Filter the listing below, keeping every line that holds "files".
### Records provided
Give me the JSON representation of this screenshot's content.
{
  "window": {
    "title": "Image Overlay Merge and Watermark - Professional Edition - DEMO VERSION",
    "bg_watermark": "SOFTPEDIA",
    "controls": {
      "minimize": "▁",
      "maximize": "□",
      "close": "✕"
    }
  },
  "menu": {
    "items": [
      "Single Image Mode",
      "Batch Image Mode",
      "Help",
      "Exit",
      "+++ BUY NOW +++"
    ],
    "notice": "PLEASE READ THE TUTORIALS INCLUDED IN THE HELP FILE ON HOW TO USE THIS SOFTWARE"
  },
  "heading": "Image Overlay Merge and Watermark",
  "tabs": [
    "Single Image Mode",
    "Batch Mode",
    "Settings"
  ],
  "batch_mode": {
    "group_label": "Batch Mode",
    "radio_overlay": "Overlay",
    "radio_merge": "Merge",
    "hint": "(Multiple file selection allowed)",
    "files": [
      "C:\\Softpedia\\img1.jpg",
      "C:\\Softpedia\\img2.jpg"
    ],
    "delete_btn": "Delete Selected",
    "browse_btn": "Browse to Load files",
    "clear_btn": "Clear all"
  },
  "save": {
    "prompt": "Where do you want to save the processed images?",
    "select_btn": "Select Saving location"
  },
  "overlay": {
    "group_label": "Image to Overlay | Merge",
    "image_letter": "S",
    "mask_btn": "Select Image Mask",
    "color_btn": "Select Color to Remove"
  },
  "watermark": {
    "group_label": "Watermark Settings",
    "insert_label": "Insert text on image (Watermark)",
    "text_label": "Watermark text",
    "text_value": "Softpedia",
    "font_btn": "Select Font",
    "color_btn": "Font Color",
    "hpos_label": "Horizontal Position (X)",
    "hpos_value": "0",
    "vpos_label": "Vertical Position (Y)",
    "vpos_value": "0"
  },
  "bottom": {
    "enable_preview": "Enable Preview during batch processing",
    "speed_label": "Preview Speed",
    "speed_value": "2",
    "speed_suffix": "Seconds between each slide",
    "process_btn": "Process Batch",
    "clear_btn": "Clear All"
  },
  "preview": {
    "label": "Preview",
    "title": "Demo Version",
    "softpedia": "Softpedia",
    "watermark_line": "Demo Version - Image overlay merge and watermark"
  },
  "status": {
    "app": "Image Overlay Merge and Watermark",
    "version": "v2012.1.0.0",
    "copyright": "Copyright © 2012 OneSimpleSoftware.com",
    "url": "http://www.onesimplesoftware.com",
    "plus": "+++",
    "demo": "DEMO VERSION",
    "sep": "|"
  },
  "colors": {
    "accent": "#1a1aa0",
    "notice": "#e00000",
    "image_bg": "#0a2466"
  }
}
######
▶ _Exercise solution_:
    "files": [
    "browse_btn": "Browse to Load files",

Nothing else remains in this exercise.